…Or Too Much
On the flip side, other helicopter parents may not allow room for their kids to make ANY mistakes. Parents may invest heavily in succeeding at being a parent. Their kids’ success becomes part of their own self-image; anything that doesn’t go well for the child means the parent has failed. You don’t want your child to fear failure for your sake. Working hard, even if the hard work doesn’t pay off right away, builds confidence.
How To Avoid Unhealthy Habits
If any of the above sounds uncomfortably familiar, you’re not alone. Again, helicopter parents’ tendencies often come from a good, kind place of wanting your child to be happy, loved, and successful. If you think your own behavior is falling into the helicopter parent category, here are some tips to keep in mind:

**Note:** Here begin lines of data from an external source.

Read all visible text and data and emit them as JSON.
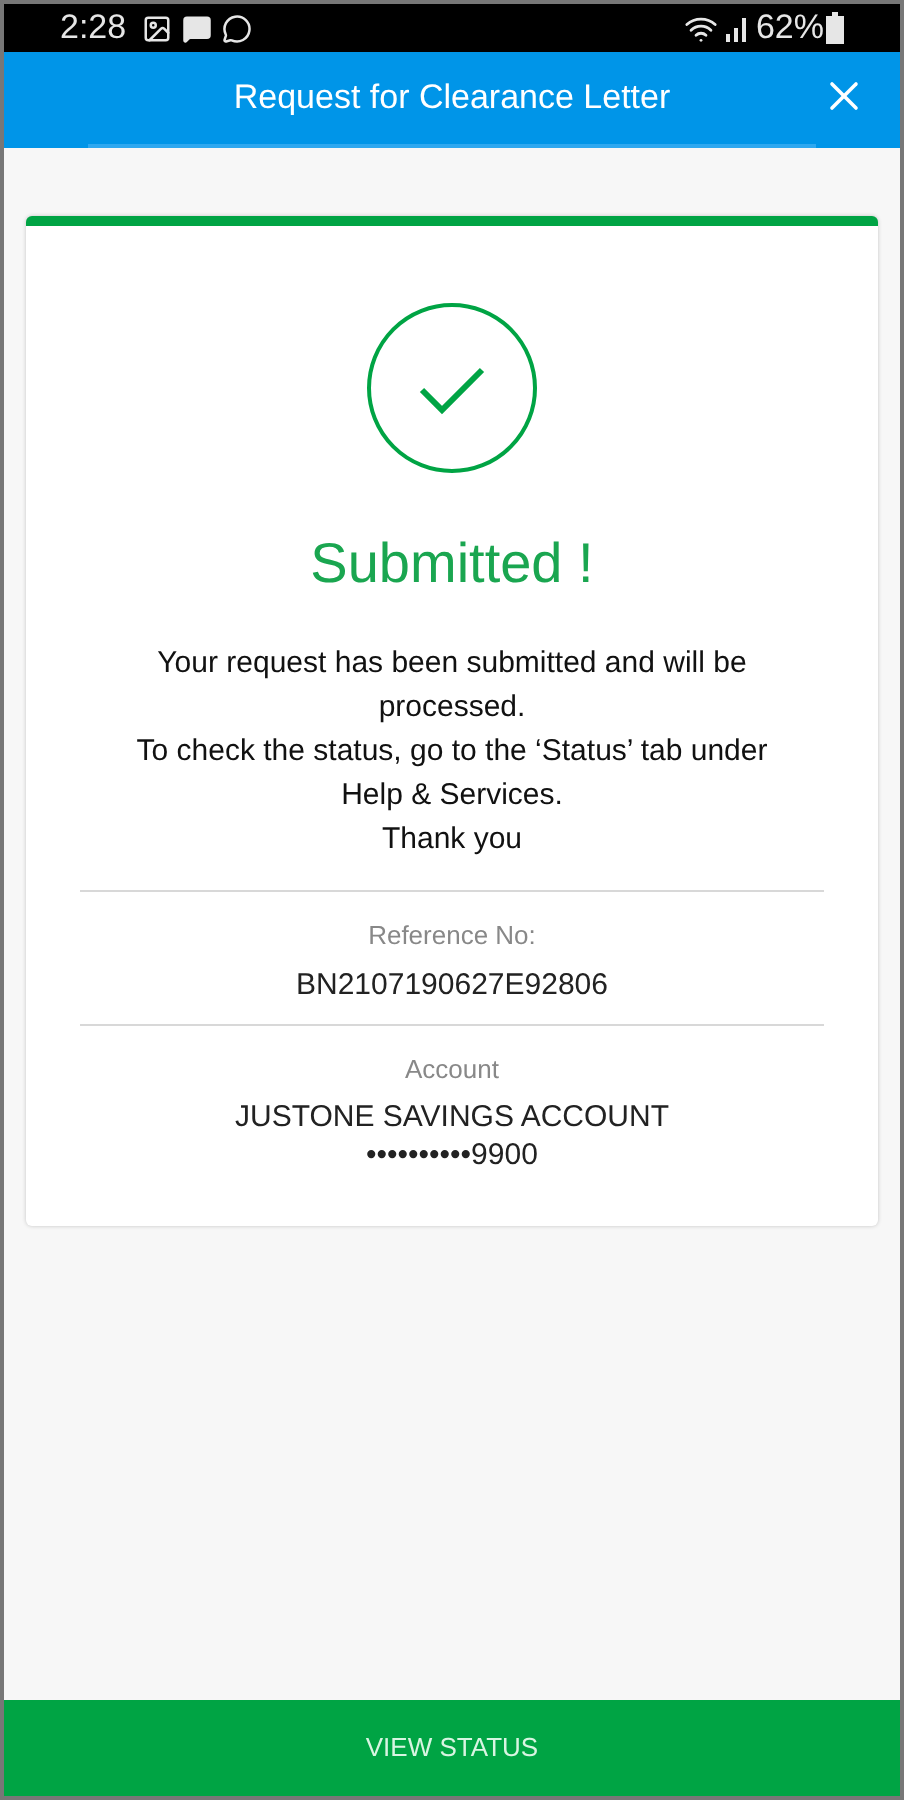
{
  "status_bar": {
    "time": "2:28",
    "battery": "62%"
  },
  "header": {
    "title": "Request for Clearance Letter"
  },
  "result": {
    "title": "Submitted !",
    "messages": [
      "Your request has been submitted and will be processed.",
      "To check the status, go to the ‘Status’ tab under Help & Services.",
      "Thank you"
    ]
  },
  "details": [
    {
      "label": "Reference No:",
      "values": [
        "BN2107190627E92806"
      ]
    },
    {
      "label": "Account",
      "values": [
        "JUSTONE SAVINGS ACCOUNT",
        "••••••••••9900"
      ]
    }
  ],
  "button": {
    "label": "VIEW STATUS"
  }
}
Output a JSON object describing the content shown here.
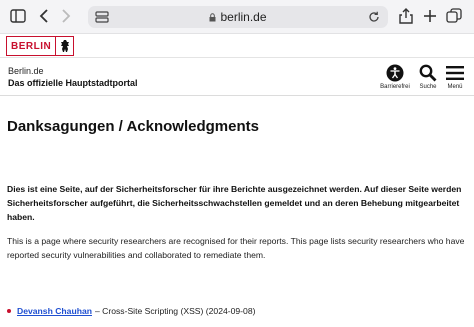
{
  "browser": {
    "url": "berlin.de"
  },
  "brand": {
    "logo_text": "BERLIN"
  },
  "header": {
    "site_name": "Berlin.de",
    "site_subtitle": "Das offizielle Hauptstadtportal",
    "accessibility_label": "Barrierefrei",
    "search_label": "Suche",
    "menu_label": "Menü"
  },
  "main": {
    "title": "Danksagungen / Acknowledgments",
    "intro_de": "Dies ist eine Seite, auf der Sicherheitsforscher für ihre Berichte ausgezeichnet werden. Auf dieser Seite werden Sicherheitsforscher aufgeführt, die Sicherheitsschwachstellen gemeldet und an deren Behebung mitgearbeitet haben.",
    "intro_en": "This is a page where security researchers are recognised for their reports. This page lists security researchers who have reported security vulnerabilities and collaborated to remediate them.",
    "entries": [
      {
        "name": "Devansh Chauhan",
        "detail": "– Cross-Site Scripting (XSS) (2024-09-08)"
      }
    ]
  },
  "colors": {
    "brand_red": "#c8102e",
    "link_blue": "#1f4fd1"
  }
}
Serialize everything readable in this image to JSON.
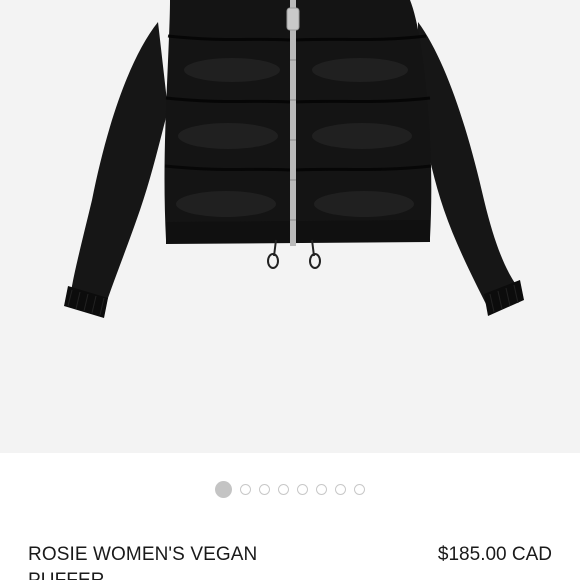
{
  "product": {
    "image_icon": "puffer-jacket-image",
    "name": "ROSIE WOMEN'S VEGAN PUFFER",
    "price": "$185.00 CAD"
  },
  "carousel": {
    "total_slides": 8,
    "active_index": 0
  },
  "colors": {
    "hero_background": "#f3f3f3",
    "jacket": "#141414",
    "zipper": "#b9b9b9",
    "dot_active": "#c4c4c4",
    "dot_border": "#c8c8c8"
  }
}
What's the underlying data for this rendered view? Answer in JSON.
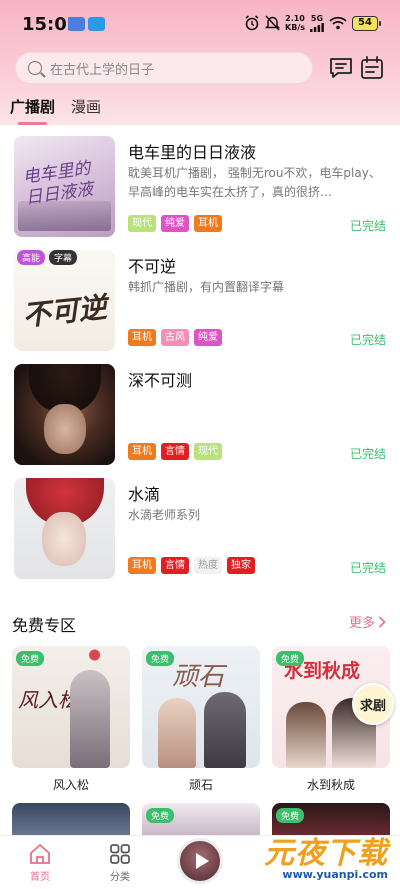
{
  "status_bar": {
    "time": "15:02",
    "speed_value": "2.10",
    "speed_unit": "KB/s",
    "network": "5G",
    "battery": "54"
  },
  "search": {
    "placeholder": "在古代上学的日子"
  },
  "tabs": [
    {
      "label": "广播剧",
      "active": true
    },
    {
      "label": "漫画",
      "active": false
    }
  ],
  "dramas": [
    {
      "title": "电车里的日日液液",
      "cover_text": "电车里的日日液液",
      "description": "耽美耳机广播剧， 强制无rou不欢，电车play、 早高峰的电车实在太挤了，真的很挤…",
      "tags": [
        {
          "label": "现代",
          "color": "#b7e37a"
        },
        {
          "label": "纯爱",
          "color": "#e052c6"
        },
        {
          "label": "耳机",
          "color": "#f07a1e"
        }
      ],
      "status": "已完结"
    },
    {
      "title": "不可逆",
      "cover_text": "不可逆",
      "badges": [
        {
          "label": "高能",
          "color": "#c054d8"
        },
        {
          "label": "字幕",
          "color": "#333333"
        }
      ],
      "description": "韩抓广播剧，有内置翻译字幕",
      "tags": [
        {
          "label": "耳机",
          "color": "#f07a1e"
        },
        {
          "label": "古风",
          "color": "#f490b8"
        },
        {
          "label": "纯爱",
          "color": "#e052c6"
        }
      ],
      "status": "已完结"
    },
    {
      "title": "深不可测",
      "description": "",
      "tags": [
        {
          "label": "耳机",
          "color": "#f07a1e"
        },
        {
          "label": "言情",
          "color": "#e01e24"
        },
        {
          "label": "现代",
          "color": "#b7e37a"
        }
      ],
      "status": "已完结"
    },
    {
      "title": "水滴",
      "description": "水滴老师系列",
      "tags": [
        {
          "label": "耳机",
          "color": "#f07a1e"
        },
        {
          "label": "言情",
          "color": "#e01e24"
        },
        {
          "label": "热度",
          "color": "#f2f2f2"
        },
        {
          "label": "独家",
          "color": "#e01e24"
        }
      ],
      "status": "已完结"
    }
  ],
  "free_section": {
    "title": "免费专区",
    "more_label": "更多",
    "badge": "免费",
    "cards": [
      {
        "title": "风入松",
        "cover_text": "风入松"
      },
      {
        "title": "顽石",
        "cover_text": "顽石"
      },
      {
        "title": "水到秋成",
        "cover_text": "水到秋成"
      }
    ]
  },
  "floating_button": "求剧",
  "bottom_nav": [
    {
      "label": "首页",
      "active": true
    },
    {
      "label": "分类",
      "active": false
    }
  ],
  "watermark": {
    "main": "元夜下载",
    "url": "www.yuanpi.com"
  },
  "colors": {
    "accent": "#e86e8c",
    "completed": "#3cbf6c",
    "header_pink": "#f8b5c4"
  }
}
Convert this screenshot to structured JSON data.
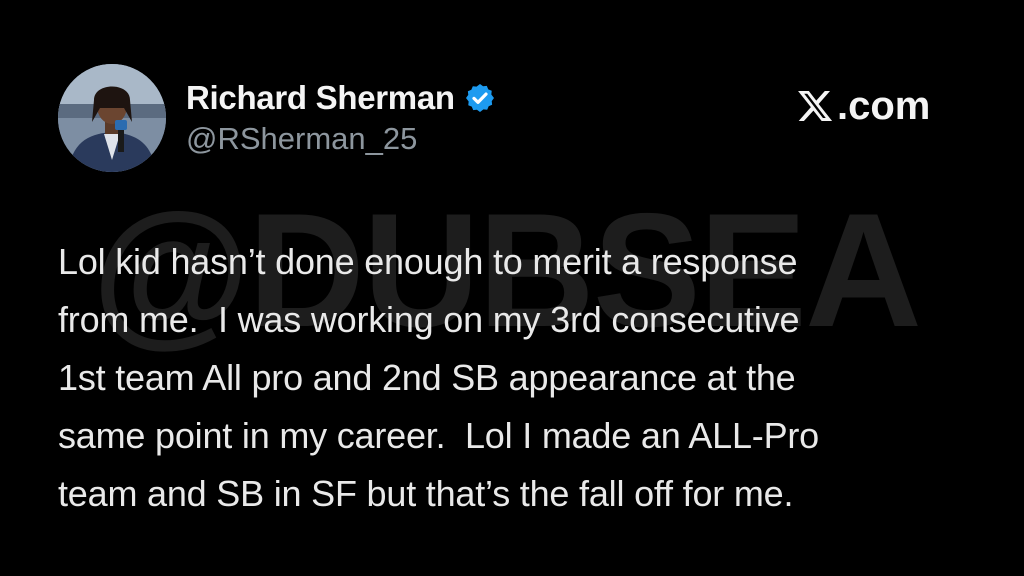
{
  "header": {
    "display_name": "Richard Sherman",
    "handle": "@RSherman_25",
    "verified": true,
    "avatar_icon": "profile-photo",
    "verified_icon": "verified-badge-icon",
    "verified_color": "#1d9bf0"
  },
  "brand": {
    "domain": ".com",
    "logo_icon": "x-logo-icon"
  },
  "watermark": "@DUBSEA",
  "tweet": {
    "lines": [
      "Lol kid hasn’t done enough to merit a response",
      "from me.  I was working on my 3rd consecutive",
      "1st team All pro and 2nd SB appearance at the",
      "same point in my career.  Lol I made an ALL-Pro",
      "team and SB in SF but that’s the fall off for me."
    ]
  },
  "colors": {
    "background": "#000000",
    "text": "#e7e9ea",
    "handle": "#8d969e",
    "watermark": "#1d1d1d"
  }
}
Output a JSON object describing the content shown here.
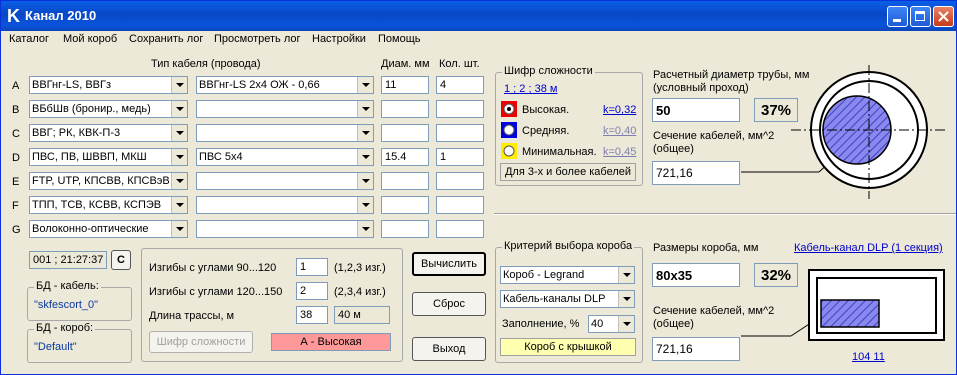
{
  "window": {
    "title": "Канал 2010"
  },
  "menu": [
    "Каталог",
    "Мой короб",
    "Сохранить лог",
    "Просмотреть лог",
    "Настройки",
    "Помощь"
  ],
  "table": {
    "col_cable": "Тип кабеля (провода)",
    "col_diam": "Диам. мм",
    "col_qty": "Кол. шт.",
    "rows": [
      {
        "letter": "A",
        "type": "ВВГнг-LS, ВВГз",
        "model": "ВВГнг-LS 2х4 ОЖ - 0,66",
        "diam": "11",
        "qty": "4"
      },
      {
        "letter": "B",
        "type": "ВБбШв (бронир., медь)",
        "model": "",
        "diam": "",
        "qty": ""
      },
      {
        "letter": "C",
        "type": "ВВГ; РК, КВК-П-3",
        "model": "",
        "diam": "",
        "qty": ""
      },
      {
        "letter": "D",
        "type": "ПВС, ПВ, ШВВП, МКШ",
        "model": "ПВС 5х4",
        "diam": "15.4",
        "qty": "1"
      },
      {
        "letter": "E",
        "type": "FTP, UTP, КПСВВ, КПСВэВ",
        "model": "",
        "diam": "",
        "qty": ""
      },
      {
        "letter": "F",
        "type": "ТПП, ТСВ, КСВВ, КСПЭВ",
        "model": "",
        "diam": "",
        "qty": ""
      },
      {
        "letter": "G",
        "type": "Волоконно-оптические",
        "model": "",
        "diam": "",
        "qty": ""
      }
    ]
  },
  "info": {
    "time": "001 ; 21:27:37",
    "c_button": "C",
    "db_cable_title": "БД - кабель:",
    "db_cable_value": "\"skfescort_0\"",
    "db_box_title": "БД - короб:",
    "db_box_value": "\"Default\""
  },
  "params": {
    "bends_90_label": "Изгибы с углами  90...120",
    "bends_90_value": "1",
    "bends_90_hint": "(1,2,3 изг.)",
    "bends_120_label": "Изгибы с углами 120...150",
    "bends_120_value": "2",
    "bends_120_hint": "(2,3,4 изг.)",
    "length_label": "Длина трассы, м",
    "length_value": "38",
    "length_value2": "40 м",
    "complexity_button": "Шифр сложности",
    "complexity_result": "А - Высокая"
  },
  "actions": {
    "calculate": "Вычислить",
    "reset": "Сброс",
    "exit": "Выход"
  },
  "complexity": {
    "title": "Шифр сложности",
    "code": "1  ;  2  ;  38 м",
    "levels": [
      {
        "label": "Высокая.",
        "k": "k=0,32"
      },
      {
        "label": "Средняя.",
        "k": "k=0,40"
      },
      {
        "label": "Минимальная.",
        "k": "k=0,45"
      }
    ],
    "note": "Для 3-х и более кабелей"
  },
  "pipe": {
    "diam_title": "Расчетный диаметр трубы, мм",
    "diam_sub": "(условный проход)",
    "diam_value": "50",
    "percent": "37%",
    "section_title": "Сечение кабелей, мм^2",
    "section_sub": "(общее)",
    "section_value": "721,16"
  },
  "box_criteria": {
    "title": "Критерий выбора короба",
    "maker": "Короб - Legrand",
    "kind": "Кабель-каналы DLP",
    "fill_label": "Заполнение, %",
    "fill_value": "40",
    "cover": "Короб с крышкой"
  },
  "box": {
    "size_title": "Размеры короба, мм",
    "size_value": "80x35",
    "percent": "32%",
    "section_title": "Сечение кабелей, мм^2",
    "section_sub": "(общее)",
    "section_value": "721,16",
    "link": "Кабель-канал DLP (1 секция)",
    "code": "104 11"
  },
  "colors": {
    "title_bar": "#0a54dc",
    "result_bg": "#ff9999",
    "cover_bg": "#ffffb0",
    "link": "#0000cc"
  }
}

- When your child faces a problem, ask questions to help them through it instead of jumping in to fix it for them. Questions like, “What do you want? What can you do to get that?” can help guide your child toward identifying a solution for themselves. Facilitate the thought process, but don’t do the thinking for them.
- Try not to take your kid’s words and behavior personally. Your child is a unique individual, and not everything they say or do is about you.
- Own your own behavior and emotions. Start sentences with “I” instead of “you” so you don’t force your child to take responsibility for your feelings. For example, instead of, “You don’t listen! How many times do I have to tell you to clean up your toys?” try, “I feel so angry when I see toys left on the floor.”
- Starting when kids are young, let them make small decisions, such as choosing what to wear or deciding whether they are hungry or full. This helps kids learn how to listen to their bodies. Giving a couple of choices can also help in cases when there’s something your kid has to do.
- Likewise, let kids take small risks. Mistakes are integral to learning.
- If your child can do something for themselves, stop yourself from doing it for them. (There’s an exception to this one: If you know your child is already competent at something and want to do them a favor, then go for it.)
- And finally, don’t argue about your kid when your kid is there.
Blurred boundaries can lead to a child depending on a parent to step in at all times, even if they don’t like relying on the parent in that way. Learning how to identify your own tendencies and behaviors can help you act in a way that is healthy for both you and for your child.
Do you have a tip for parents struggling with unhealthy habits? Drop us a line so we can share your advice!